The car comes to a stop, the back door opens and in reaches a woman’s shaking hand to pick up the carrier that’s buckled in on the back seat. Inside, a kitty meows and scratches at the carrier door, unsure of what is happening. Tears fill the woman’s eyes as she turns and faces the shelter, ashamed, but uncertain of what else to do.
Enter OC Shelter Partners, an all-volunteer 501(c)3 non-profit that works to keep pets with their people. Founded in November 2015, the group has already kept over 1,000 animals from entering the shelter.
OC Shelter Partners is the shelter intervention program for Orange County Animal Care in Orange, California. And with an office located at the shelter (although they are independent of the shelter), the group is perfectly positioned to help counsel pet parents and keep pets out of the shelter to begin with.
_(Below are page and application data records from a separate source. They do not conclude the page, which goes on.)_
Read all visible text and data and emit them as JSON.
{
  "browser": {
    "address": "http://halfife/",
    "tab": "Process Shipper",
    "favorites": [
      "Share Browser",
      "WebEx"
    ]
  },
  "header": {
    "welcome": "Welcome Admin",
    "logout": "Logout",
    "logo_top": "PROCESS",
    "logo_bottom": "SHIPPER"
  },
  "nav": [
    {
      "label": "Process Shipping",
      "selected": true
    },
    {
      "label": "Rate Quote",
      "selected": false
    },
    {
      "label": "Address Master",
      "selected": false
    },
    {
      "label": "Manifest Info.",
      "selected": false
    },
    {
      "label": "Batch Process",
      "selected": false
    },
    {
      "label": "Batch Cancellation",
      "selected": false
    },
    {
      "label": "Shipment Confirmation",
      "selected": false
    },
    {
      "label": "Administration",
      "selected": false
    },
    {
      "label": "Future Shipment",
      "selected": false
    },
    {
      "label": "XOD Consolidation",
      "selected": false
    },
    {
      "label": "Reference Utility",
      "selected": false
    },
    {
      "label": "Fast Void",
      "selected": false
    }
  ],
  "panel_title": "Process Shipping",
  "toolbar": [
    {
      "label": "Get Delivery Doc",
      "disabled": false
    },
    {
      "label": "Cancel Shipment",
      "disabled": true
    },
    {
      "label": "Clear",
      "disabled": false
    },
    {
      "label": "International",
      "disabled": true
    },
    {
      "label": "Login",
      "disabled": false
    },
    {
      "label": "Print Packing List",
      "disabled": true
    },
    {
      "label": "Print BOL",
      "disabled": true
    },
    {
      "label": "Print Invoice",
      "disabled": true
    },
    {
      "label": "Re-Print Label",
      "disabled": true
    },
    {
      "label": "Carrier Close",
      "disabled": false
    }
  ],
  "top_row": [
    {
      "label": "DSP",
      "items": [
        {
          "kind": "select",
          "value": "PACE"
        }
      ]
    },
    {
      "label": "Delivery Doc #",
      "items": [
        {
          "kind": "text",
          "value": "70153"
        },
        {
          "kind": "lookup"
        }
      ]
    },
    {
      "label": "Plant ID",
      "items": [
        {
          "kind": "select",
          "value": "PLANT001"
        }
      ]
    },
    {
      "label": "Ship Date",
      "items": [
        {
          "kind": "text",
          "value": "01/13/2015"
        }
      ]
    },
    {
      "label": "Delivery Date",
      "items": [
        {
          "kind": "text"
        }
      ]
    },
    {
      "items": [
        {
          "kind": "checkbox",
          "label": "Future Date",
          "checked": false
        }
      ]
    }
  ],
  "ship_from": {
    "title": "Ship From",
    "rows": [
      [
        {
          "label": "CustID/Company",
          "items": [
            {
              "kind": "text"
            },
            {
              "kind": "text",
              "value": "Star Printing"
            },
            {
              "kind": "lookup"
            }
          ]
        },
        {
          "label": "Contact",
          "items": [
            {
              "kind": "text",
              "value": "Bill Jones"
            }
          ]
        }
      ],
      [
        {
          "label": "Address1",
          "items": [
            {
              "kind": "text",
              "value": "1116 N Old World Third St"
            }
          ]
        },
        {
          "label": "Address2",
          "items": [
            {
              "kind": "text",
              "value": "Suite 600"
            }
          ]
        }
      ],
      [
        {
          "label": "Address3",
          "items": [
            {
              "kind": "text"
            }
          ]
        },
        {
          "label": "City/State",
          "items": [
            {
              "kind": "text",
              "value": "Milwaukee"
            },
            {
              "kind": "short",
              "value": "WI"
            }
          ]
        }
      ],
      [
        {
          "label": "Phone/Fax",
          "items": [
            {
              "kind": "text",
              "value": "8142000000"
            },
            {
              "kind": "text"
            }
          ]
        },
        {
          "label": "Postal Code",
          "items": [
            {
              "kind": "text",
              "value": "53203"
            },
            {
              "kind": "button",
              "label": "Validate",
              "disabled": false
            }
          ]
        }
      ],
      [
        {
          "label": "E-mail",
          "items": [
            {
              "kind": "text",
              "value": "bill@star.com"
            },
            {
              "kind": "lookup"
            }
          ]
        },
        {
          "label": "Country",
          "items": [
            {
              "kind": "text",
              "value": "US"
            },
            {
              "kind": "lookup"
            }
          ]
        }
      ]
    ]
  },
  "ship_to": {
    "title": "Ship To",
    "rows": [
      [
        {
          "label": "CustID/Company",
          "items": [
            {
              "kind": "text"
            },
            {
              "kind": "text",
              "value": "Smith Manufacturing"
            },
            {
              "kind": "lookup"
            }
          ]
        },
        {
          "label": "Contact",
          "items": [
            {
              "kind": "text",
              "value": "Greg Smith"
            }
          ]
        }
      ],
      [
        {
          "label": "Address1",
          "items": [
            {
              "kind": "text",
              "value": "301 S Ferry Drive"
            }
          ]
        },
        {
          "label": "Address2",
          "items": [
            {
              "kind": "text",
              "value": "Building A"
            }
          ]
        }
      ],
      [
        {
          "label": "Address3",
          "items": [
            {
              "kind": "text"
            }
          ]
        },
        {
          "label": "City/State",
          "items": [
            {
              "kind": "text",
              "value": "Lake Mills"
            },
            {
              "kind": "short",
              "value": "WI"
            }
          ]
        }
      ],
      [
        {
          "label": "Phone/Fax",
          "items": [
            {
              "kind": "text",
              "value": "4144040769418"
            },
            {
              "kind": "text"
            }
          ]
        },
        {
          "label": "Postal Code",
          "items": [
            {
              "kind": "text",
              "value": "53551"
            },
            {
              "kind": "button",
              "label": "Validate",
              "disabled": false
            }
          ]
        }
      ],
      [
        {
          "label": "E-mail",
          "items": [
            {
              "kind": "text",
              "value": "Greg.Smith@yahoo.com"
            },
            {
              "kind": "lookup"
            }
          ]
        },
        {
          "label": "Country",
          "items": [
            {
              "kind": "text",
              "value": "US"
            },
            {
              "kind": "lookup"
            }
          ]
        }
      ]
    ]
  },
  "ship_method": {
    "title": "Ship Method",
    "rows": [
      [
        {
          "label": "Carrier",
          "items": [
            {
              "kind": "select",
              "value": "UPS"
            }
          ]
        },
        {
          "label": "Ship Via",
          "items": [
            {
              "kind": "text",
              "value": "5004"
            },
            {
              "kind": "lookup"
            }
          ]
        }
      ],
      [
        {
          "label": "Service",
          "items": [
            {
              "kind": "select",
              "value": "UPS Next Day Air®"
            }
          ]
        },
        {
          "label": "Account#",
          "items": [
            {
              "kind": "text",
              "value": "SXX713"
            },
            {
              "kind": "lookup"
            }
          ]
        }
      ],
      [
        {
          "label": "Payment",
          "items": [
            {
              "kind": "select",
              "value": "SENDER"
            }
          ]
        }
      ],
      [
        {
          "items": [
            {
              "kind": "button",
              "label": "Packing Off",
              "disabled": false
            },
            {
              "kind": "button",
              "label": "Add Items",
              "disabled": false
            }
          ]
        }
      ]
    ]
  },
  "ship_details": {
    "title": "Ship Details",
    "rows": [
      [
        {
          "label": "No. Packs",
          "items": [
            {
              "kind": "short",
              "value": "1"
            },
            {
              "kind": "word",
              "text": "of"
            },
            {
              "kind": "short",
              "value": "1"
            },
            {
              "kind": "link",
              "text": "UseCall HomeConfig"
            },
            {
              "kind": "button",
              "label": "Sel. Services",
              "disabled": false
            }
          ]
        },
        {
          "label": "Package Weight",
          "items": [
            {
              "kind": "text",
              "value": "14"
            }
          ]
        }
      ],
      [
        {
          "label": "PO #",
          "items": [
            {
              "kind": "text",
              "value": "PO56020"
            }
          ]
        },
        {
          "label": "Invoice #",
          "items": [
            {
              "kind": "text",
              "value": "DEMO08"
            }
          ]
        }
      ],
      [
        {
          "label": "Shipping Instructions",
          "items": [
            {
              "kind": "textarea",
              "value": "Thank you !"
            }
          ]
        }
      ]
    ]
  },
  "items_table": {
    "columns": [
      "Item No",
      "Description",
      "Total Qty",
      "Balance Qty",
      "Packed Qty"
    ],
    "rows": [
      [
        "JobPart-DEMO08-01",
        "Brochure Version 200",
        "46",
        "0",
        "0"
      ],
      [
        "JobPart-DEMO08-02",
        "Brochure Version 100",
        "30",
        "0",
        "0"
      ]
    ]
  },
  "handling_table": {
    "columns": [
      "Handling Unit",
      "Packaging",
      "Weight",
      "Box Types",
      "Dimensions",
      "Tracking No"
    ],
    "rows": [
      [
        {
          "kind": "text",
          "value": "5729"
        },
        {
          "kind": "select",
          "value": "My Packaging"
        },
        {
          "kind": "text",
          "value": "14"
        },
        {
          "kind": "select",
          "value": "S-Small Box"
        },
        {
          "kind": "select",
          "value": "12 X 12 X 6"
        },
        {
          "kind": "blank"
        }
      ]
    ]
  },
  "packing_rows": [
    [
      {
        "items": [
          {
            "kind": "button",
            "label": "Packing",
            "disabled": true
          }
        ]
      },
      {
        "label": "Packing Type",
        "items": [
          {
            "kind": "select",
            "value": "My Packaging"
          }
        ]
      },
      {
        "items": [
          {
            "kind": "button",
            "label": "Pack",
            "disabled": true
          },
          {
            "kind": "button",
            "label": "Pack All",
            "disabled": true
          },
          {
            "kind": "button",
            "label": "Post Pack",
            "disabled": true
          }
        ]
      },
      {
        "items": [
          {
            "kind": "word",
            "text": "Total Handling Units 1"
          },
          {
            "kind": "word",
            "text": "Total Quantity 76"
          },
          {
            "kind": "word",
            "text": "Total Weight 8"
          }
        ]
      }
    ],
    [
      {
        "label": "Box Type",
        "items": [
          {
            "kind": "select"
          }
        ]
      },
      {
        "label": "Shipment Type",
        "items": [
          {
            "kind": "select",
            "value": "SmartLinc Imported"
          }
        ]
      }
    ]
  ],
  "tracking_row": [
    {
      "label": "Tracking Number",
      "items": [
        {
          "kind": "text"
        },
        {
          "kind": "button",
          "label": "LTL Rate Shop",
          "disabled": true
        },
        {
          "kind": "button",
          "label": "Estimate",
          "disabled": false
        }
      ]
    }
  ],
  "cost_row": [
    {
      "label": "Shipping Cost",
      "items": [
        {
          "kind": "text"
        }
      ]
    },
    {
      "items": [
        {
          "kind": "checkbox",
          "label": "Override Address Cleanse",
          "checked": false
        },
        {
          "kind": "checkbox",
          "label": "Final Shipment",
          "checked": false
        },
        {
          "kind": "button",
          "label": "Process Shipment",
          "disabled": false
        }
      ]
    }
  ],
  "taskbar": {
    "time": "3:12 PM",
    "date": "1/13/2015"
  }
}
Founder and president, Liz, has been in pet rescue for over 20 years and is passionate about helping animals. Let’s meet Liz now and learn more about OC Shelter Partners.
A Conversation with Liz
What is your group’s mission?
We help pets and pet families stay together. We provide resources and education so that pets can stay with their families. When it is not possible to keep the pet in the home, we work hard to get the pet into a rescue with one of our many rescue partners.
Why was OC Shelter Partners started and what inspired you?
Orange County Shelter Partners was started because there is a very real need to educate and attempt to help those who are looking to surrender their pets. Often, the reason is a temporary problem like a small life shake-up or financial reasons. That’s where we come in. We help provide pet food, medical care, training or other solutions. It’s all about helping pets stay in good homes. In the event that it is impossible for a pet to stay in a home, we network with our pre-approved rescue partners to get the pet into a rescue.
I was inspired by hearing about the few shelter intervention programs that have been running throughout the country. A group of hardworking OC rescuers and networkers introduced the program to the shelter administrators. I formed OC Shelter Partners, wrote up a formal program outline, submitted it to Orange County and we were approved! As mentioned above, quite often, the reasons people show up at the shelter to relinquish their pets are for a temporary problem. They want to keep their pet but they lack knowledge, need a tiny bit of help or some advice. That’s what I do. I offer real solutions. To date, the program has helped almost 1,000 dogs, cats, rabbits, hamsters, turtles, goats – you name it – stay in their homes.
Do you find that most pet parents are willing to work with you?
Yes. Pet parents often show up at the shelter because they don’t know what else to do. I cannot tell you how many times a simple conversation with a dose of tough love has made a huge difference. I keep in touch with these pet owners and they all are so thankful they kept their pets.
Are you currently looking for volunteers?
Yes! We are always looking for fosters to help with the Kitten Bottle Feeding Program, fosters for dogs for our rescue partners, and we also need volunteers who have experience with fundraising and grant writing.
Is there anything else we should know about OC Shelter Partners?
This past summer, we started a Kitten Bottle Feeding Program. When someone brings kittens under two pounds to the shelter, they are euthanized. There’s no one to care for them there. I decided something needed to be done about that so I quickly started up a program and recruited several amazing foster homes to take in these kittens and get them up to weight so they could be adopted. Not surprisingly, we have had many “foster failures.” The kittens are so cute, they’re irresistible. I even brought home a kitten and he is amazing! Close to 130 kittens have avoided going into the shelter.
Thank you to Liz for sharing with us about OC Shelter Partners. The work that the group is doing to keep pets with their people is wonderful!
If you would like to contact OC Shelter Partners or need their assistance, they respond to messages left via their website and return voicemails left throughout the week. They also have office hours at the shelter and you can contact OC Shelter Partners to find out more.
And so the woman walked back to her car, the pet carrier heavy in her hand, with the weight of her kitty still stowed safely inside. Although kitty was still meowing and scratching at the carrier door, the woman held her head high, smiling, now having a plan in place, all thanks to a volunteer working in a shelter intervention program.
Does your local shelter have an intervention program like this?